Stored items
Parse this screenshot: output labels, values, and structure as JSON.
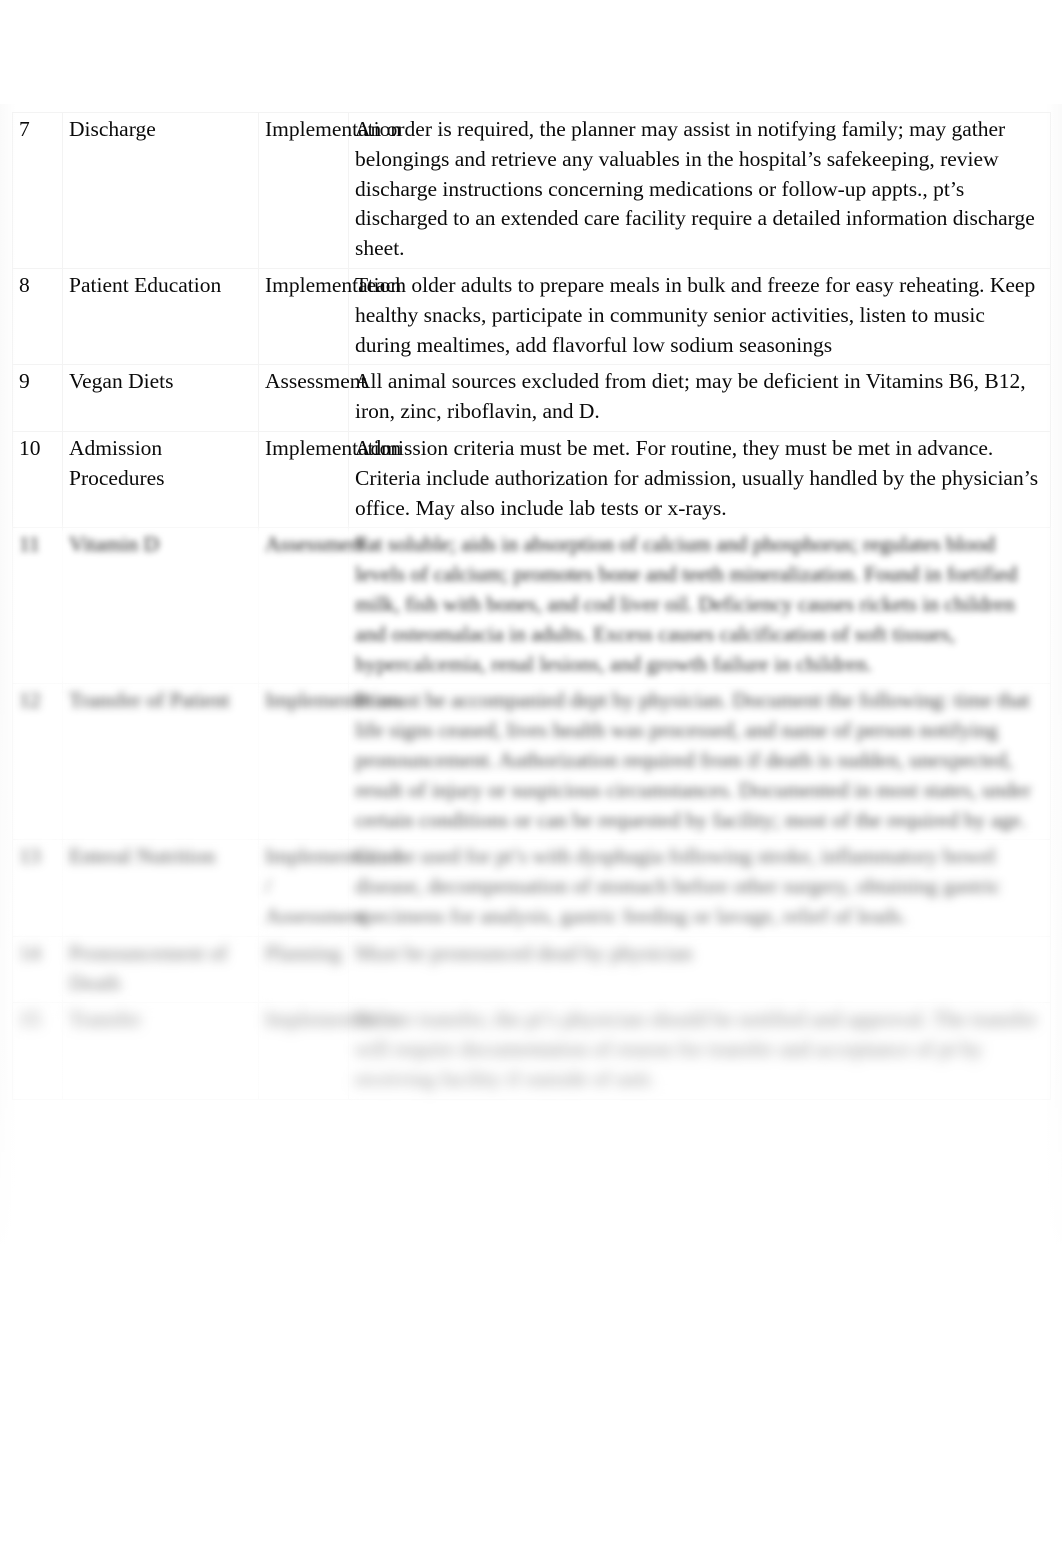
{
  "document": {
    "type": "nursing-reference-table",
    "page_background": "#ffffff",
    "text_color": "#0a0a0a",
    "gridline_color": "#f3f3f3"
  },
  "table": {
    "columns": [
      "number",
      "topic",
      "phase",
      "description"
    ],
    "rows": [
      {
        "number": "7",
        "topic": "Discharge",
        "phase": "Implementation",
        "description": "An order is required, the planner may assist in notifying family; may gather belongings and retrieve any valuables in the hospital’s safekeeping, review discharge instructions concerning medications or follow-up appts., pt’s discharged to an extended care facility require a detailed information discharge sheet.",
        "obscured": false
      },
      {
        "number": "8",
        "topic": "Patient Education",
        "phase": "Implementation",
        "description": "Teach older adults to prepare meals in bulk and freeze for easy reheating. Keep healthy snacks, participate in community senior activities, listen to music during mealtimes, add flavorful low sodium seasonings",
        "obscured": false
      },
      {
        "number": "9",
        "topic": "Vegan Diets",
        "phase": "Assessment",
        "description": "All animal sources excluded from diet; may be deficient in Vitamins B6, B12, iron, zinc, riboflavin, and D.",
        "obscured": false
      },
      {
        "number": "10",
        "topic": "Admission Procedures",
        "phase": "Implementation",
        "description": "Admission criteria must be met. For routine, they must be met in advance. Criteria include authorization for admission, usually handled by the physician’s office. May also include lab tests or x-rays.",
        "obscured": false
      },
      {
        "number": "11",
        "topic": "Vitamin D",
        "phase": "Assessment",
        "description": "Fat soluble; aids in absorption of calcium and phosphorus; regulates blood levels of calcium; promotes bone and teeth mineralization. Found in fortified milk, fish with bones, and cod liver oil. Deficiency causes rickets in children and osteomalacia in adults. Excess causes calcification of soft tissues, hypercalcemia, renal lesions, and growth failure in children.",
        "obscured": true
      },
      {
        "number": "12",
        "topic": "Transfer of Patient",
        "phase": "Implementation",
        "description": "Pt must be accompanied dept by physician. Document the following: time that life signs ceased, lives health was processed, and name of person notifying pronouncement. Authorization required from if death is sudden, unexpected, result of injury or suspicious circumstances. Documented in most states, under certain conditions or can be requested by facility; most of the required by age.",
        "obscured": true
      },
      {
        "number": "13",
        "topic": "Enteral Nutrition",
        "phase": "Implementation / Assessment",
        "description": "Can be used for pt’s with dysphagia following stroke, inflammatory bowel disease, decompensation of stomach before other surgery, obtaining gastric specimens for analysis, gastric feeding or lavage, relief of leads.",
        "obscured": true
      },
      {
        "number": "14",
        "topic": "Pronouncement of Death",
        "phase": "Planning",
        "description": "Must be pronounced dead by physician",
        "obscured": true
      },
      {
        "number": "15",
        "topic": "Transfer",
        "phase": "Implementation",
        "description": "Before transfer, the pt’s physician should be notified and approval. The transfer will require documentation of reason for transfer and acceptance of pt by receiving facility if outside of unit.",
        "obscured": true
      }
    ]
  }
}
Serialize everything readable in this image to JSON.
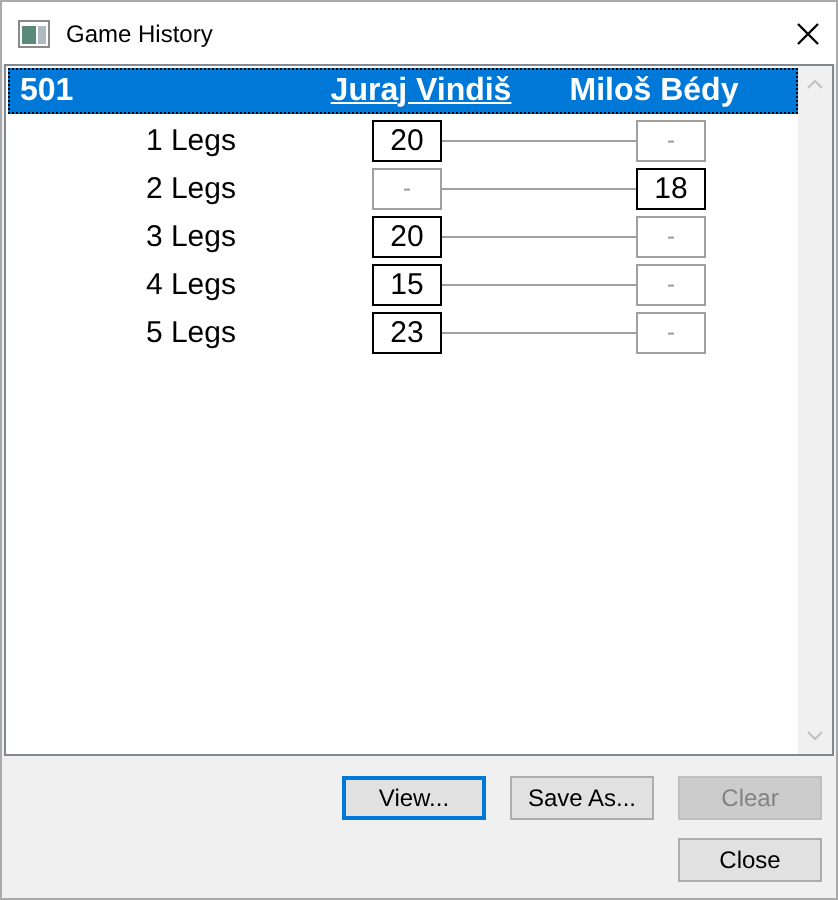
{
  "window": {
    "title": "Game History"
  },
  "match": {
    "game": "501",
    "selected": true,
    "players": [
      {
        "name": "Juraj Vindiš",
        "winner": true
      },
      {
        "name": "Miloš Bédy",
        "winner": false
      }
    ],
    "legs": [
      {
        "label": "1 Legs",
        "scores": [
          {
            "value": "20",
            "won": true
          },
          {
            "value": "-",
            "won": false
          }
        ]
      },
      {
        "label": "2 Legs",
        "scores": [
          {
            "value": "-",
            "won": false
          },
          {
            "value": "18",
            "won": true
          }
        ]
      },
      {
        "label": "3 Legs",
        "scores": [
          {
            "value": "20",
            "won": true
          },
          {
            "value": "-",
            "won": false
          }
        ]
      },
      {
        "label": "4 Legs",
        "scores": [
          {
            "value": "15",
            "won": true
          },
          {
            "value": "-",
            "won": false
          }
        ]
      },
      {
        "label": "5 Legs",
        "scores": [
          {
            "value": "23",
            "won": true
          },
          {
            "value": "-",
            "won": false
          }
        ]
      }
    ]
  },
  "buttons": [
    {
      "label": "View...",
      "default": true,
      "disabled": false
    },
    {
      "label": "Save As...",
      "default": false,
      "disabled": false
    },
    {
      "label": "Clear",
      "default": false,
      "disabled": true
    }
  ],
  "close_button": {
    "label": "Close",
    "default": false,
    "disabled": false
  }
}
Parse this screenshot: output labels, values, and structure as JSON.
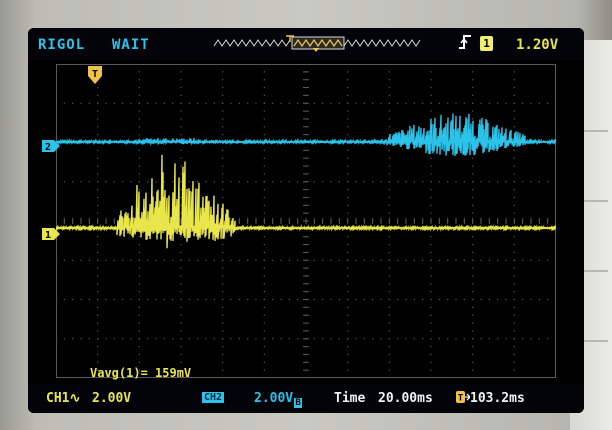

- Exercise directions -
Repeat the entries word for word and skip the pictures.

- Exercise solution -
Parse this screenshot: output labels, values, and structure as JSON.
{
  "document": {
    "type": "nursing-reference-table",
    "page_background": "#ffffff",
    "text_color": "#0a0a0a",
    "gridline_color": "#f3f3f3"
  },
  "table": {
    "columns": [
      "number",
      "topic",
      "phase",
      "description"
    ],
    "rows": [
      {
        "number": "7",
        "topic": "Discharge",
        "phase": "Implementation",
        "description": "An order is required, the planner may assist in notifying family; may gather belongings and retrieve any valuables in the hospital’s safekeeping, review discharge instructions concerning medications or follow-up appts., pt’s discharged to an extended care facility require a detailed information discharge sheet.",
        "obscured": false
      },
      {
        "number": "8",
        "topic": "Patient Education",
        "phase": "Implementation",
        "description": "Teach older adults to prepare meals in bulk and freeze for easy reheating. Keep healthy snacks, participate in community senior activities, listen to music during mealtimes, add flavorful low sodium seasonings",
        "obscured": false
      },
      {
        "number": "9",
        "topic": "Vegan Diets",
        "phase": "Assessment",
        "description": "All animal sources excluded from diet; may be deficient in Vitamins B6, B12, iron, zinc, riboflavin, and D.",
        "obscured": false
      },
      {
        "number": "10",
        "topic": "Admission Procedures",
        "phase": "Implementation",
        "description": "Admission criteria must be met. For routine, they must be met in advance. Criteria include authorization for admission, usually handled by the physician’s office. May also include lab tests or x-rays.",
        "obscured": false
      },
      {
        "number": "11",
        "topic": "Vitamin D",
        "phase": "Assessment",
        "description": "Fat soluble; aids in absorption of calcium and phosphorus; regulates blood levels of calcium; promotes bone and teeth mineralization. Found in fortified milk, fish with bones, and cod liver oil. Deficiency causes rickets in children and osteomalacia in adults. Excess causes calcification of soft tissues, hypercalcemia, renal lesions, and growth failure in children.",
        "obscured": true
      },
      {
        "number": "12",
        "topic": "Transfer of Patient",
        "phase": "Implementation",
        "description": "Pt must be accompanied dept by physician. Document the following: time that life signs ceased, lives health was processed, and name of person notifying pronouncement. Authorization required from if death is sudden, unexpected, result of injury or suspicious circumstances. Documented in most states, under certain conditions or can be requested by facility; most of the required by age.",
        "obscured": true
      },
      {
        "number": "13",
        "topic": "Enteral Nutrition",
        "phase": "Implementation / Assessment",
        "description": "Can be used for pt’s with dysphagia following stroke, inflammatory bowel disease, decompensation of stomach before other surgery, obtaining gastric specimens for analysis, gastric feeding or lavage, relief of leads.",
        "obscured": true
      },
      {
        "number": "14",
        "topic": "Pronouncement of Death",
        "phase": "Planning",
        "description": "Must be pronounced dead by physician",
        "obscured": true
      },
      {
        "number": "15",
        "topic": "Transfer",
        "phase": "Implementation",
        "description": "Before transfer, the pt’s physician should be notified and approval. The transfer will require documentation of reason for transfer and acceptance of pt by receiving facility if outside of unit.",
        "obscured": true
      }
    ]
  }
}
Serialize everything readable in this image to JSON.
{
  "window": {
    "title": "Game History"
  },
  "match": {
    "game": "501",
    "selected": true,
    "players": [
      {
        "name": "Juraj Vindiš",
        "winner": true
      },
      {
        "name": "Miloš Bédy",
        "winner": false
      }
    ],
    "legs": [
      {
        "label": "1 Legs",
        "scores": [
          {
            "value": "20",
            "won": true
          },
          {
            "value": "-",
            "won": false
          }
        ]
      },
      {
        "label": "2 Legs",
        "scores": [
          {
            "value": "-",
            "won": false
          },
          {
            "value": "18",
            "won": true
          }
        ]
      },
      {
        "label": "3 Legs",
        "scores": [
          {
            "value": "20",
            "won": true
          },
          {
            "value": "-",
            "won": false
          }
        ]
      },
      {
        "label": "4 Legs",
        "scores": [
          {
            "value": "15",
            "won": true
          },
          {
            "value": "-",
            "won": false
          }
        ]
      },
      {
        "label": "5 Legs",
        "scores": [
          {
            "value": "23",
            "won": true
          },
          {
            "value": "-",
            "won": false
          }
        ]
      }
    ]
  },
  "buttons": [
    {
      "label": "View...",
      "default": true,
      "disabled": false
    },
    {
      "label": "Save As...",
      "default": false,
      "disabled": false
    },
    {
      "label": "Clear",
      "default": false,
      "disabled": true
    }
  ],
  "close_button": {
    "label": "Close",
    "default": false,
    "disabled": false
  }
}
Parse this screenshot: output labels, values, and structure as JSON.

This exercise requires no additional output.